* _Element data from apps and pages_
*** Block opens ***

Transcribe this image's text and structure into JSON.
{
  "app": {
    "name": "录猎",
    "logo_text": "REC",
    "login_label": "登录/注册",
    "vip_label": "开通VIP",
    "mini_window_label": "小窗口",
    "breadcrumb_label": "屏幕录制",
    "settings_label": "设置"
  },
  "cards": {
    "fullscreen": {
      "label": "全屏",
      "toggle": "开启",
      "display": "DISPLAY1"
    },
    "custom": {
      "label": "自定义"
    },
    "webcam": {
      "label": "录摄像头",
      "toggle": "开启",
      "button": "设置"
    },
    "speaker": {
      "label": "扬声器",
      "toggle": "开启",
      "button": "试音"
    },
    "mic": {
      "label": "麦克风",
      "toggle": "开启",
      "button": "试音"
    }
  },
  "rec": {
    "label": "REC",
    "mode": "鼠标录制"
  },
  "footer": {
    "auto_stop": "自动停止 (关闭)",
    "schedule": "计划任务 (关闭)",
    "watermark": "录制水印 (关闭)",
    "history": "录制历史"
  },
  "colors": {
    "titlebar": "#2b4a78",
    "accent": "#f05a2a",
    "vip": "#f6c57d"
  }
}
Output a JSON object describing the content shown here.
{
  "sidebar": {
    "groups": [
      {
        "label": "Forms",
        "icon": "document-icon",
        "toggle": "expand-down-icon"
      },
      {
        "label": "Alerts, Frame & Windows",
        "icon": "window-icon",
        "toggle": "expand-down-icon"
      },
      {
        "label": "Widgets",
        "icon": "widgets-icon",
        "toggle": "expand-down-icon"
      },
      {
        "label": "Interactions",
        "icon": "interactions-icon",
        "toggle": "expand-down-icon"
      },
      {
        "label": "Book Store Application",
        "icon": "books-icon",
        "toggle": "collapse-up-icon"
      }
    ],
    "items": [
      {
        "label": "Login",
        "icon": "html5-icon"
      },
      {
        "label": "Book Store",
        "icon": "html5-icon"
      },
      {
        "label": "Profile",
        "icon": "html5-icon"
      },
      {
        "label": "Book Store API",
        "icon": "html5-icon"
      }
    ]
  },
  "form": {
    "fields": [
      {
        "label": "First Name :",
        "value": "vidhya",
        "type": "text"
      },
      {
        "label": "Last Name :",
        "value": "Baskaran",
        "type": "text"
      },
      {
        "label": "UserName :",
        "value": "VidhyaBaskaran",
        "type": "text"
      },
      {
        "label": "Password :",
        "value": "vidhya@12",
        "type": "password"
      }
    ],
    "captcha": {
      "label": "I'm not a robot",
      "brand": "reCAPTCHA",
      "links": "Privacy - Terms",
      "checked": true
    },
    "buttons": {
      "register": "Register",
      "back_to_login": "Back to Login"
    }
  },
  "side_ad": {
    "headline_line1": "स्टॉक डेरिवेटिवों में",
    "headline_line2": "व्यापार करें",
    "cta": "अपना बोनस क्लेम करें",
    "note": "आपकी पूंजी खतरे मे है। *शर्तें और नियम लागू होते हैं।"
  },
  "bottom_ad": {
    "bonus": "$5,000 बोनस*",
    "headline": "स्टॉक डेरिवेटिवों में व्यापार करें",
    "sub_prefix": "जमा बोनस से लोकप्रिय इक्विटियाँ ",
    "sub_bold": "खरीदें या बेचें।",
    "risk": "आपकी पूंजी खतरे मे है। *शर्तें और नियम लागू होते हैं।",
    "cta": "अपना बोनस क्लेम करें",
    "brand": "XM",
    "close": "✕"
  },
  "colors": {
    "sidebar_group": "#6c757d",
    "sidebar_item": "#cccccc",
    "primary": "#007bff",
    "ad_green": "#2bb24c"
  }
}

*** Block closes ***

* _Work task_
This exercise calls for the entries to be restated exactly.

* _Task output_
Transcribe this image's text and structure into JSON.
{
  "app": {
    "name": "录猎",
    "logo_text": "REC",
    "login_label": "登录/注册",
    "vip_label": "开通VIP",
    "mini_window_label": "小窗口",
    "breadcrumb_label": "屏幕录制",
    "settings_label": "设置"
  },
  "cards": {
    "fullscreen": {
      "label": "全屏",
      "toggle": "开启",
      "display": "DISPLAY1"
    },
    "custom": {
      "label": "自定义"
    },
    "webcam": {
      "label": "录摄像头",
      "toggle": "开启",
      "button": "设置"
    },
    "speaker": {
      "label": "扬声器",
      "toggle": "开启",
      "button": "试音"
    },
    "mic": {
      "label": "麦克风",
      "toggle": "开启",
      "button": "试音"
    }
  },
  "rec": {
    "label": "REC",
    "mode": "鼠标录制"
  },
  "footer": {
    "auto_stop": "自动停止 (关闭)",
    "schedule": "计划任务 (关闭)",
    "watermark": "录制水印 (关闭)",
    "history": "录制历史"
  },
  "colors": {
    "titlebar": "#2b4a78",
    "accent": "#f05a2a",
    "vip": "#f6c57d"
  }
}
Output a JSON object describing the content shown here.
{
  "sidebar": {
    "groups": [
      {
        "label": "Forms",
        "icon": "document-icon",
        "toggle": "expand-down-icon"
      },
      {
        "label": "Alerts, Frame & Windows",
        "icon": "window-icon",
        "toggle": "expand-down-icon"
      },
      {
        "label": "Widgets",
        "icon": "widgets-icon",
        "toggle": "expand-down-icon"
      },
      {
        "label": "Interactions",
        "icon": "interactions-icon",
        "toggle": "expand-down-icon"
      },
      {
        "label": "Book Store Application",
        "icon": "books-icon",
        "toggle": "collapse-up-icon"
      }
    ],
    "items": [
      {
        "label": "Login",
        "icon": "html5-icon"
      },
      {
        "label": "Book Store",
        "icon": "html5-icon"
      },
      {
        "label": "Profile",
        "icon": "html5-icon"
      },
      {
        "label": "Book Store API",
        "icon": "html5-icon"
      }
    ]
  },
  "form": {
    "fields": [
      {
        "label": "First Name :",
        "value": "vidhya",
        "type": "text"
      },
      {
        "label": "Last Name :",
        "value": "Baskaran",
        "type": "text"
      },
      {
        "label": "UserName :",
        "value": "VidhyaBaskaran",
        "type": "text"
      },
      {
        "label": "Password :",
        "value": "vidhya@12",
        "type": "password"
      }
    ],
    "captcha": {
      "label": "I'm not a robot",
      "brand": "reCAPTCHA",
      "links": "Privacy - Terms",
      "checked": true
    },
    "buttons": {
      "register": "Register",
      "back_to_login": "Back to Login"
    }
  },
  "side_ad": {
    "headline_line1": "स्टॉक डेरिवेटिवों में",
    "headline_line2": "व्यापार करें",
    "cta": "अपना बोनस क्लेम करें",
    "note": "आपकी पूंजी खतरे मे है। *शर्तें और नियम लागू होते हैं।"
  },
  "bottom_ad": {
    "bonus": "$5,000 बोनस*",
    "headline": "स्टॉक डेरिवेटिवों में व्यापार करें",
    "sub_prefix": "जमा बोनस से लोकप्रिय इक्विटियाँ ",
    "sub_bold": "खरीदें या बेचें।",
    "risk": "आपकी पूंजी खतरे मे है। *शर्तें और नियम लागू होते हैं।",
    "cta": "अपना बोनस क्लेम करें",
    "brand": "XM",
    "close": "✕"
  },
  "colors": {
    "sidebar_group": "#6c757d",
    "sidebar_item": "#cccccc",
    "primary": "#007bff",
    "ad_green": "#2bb24c"
  }
}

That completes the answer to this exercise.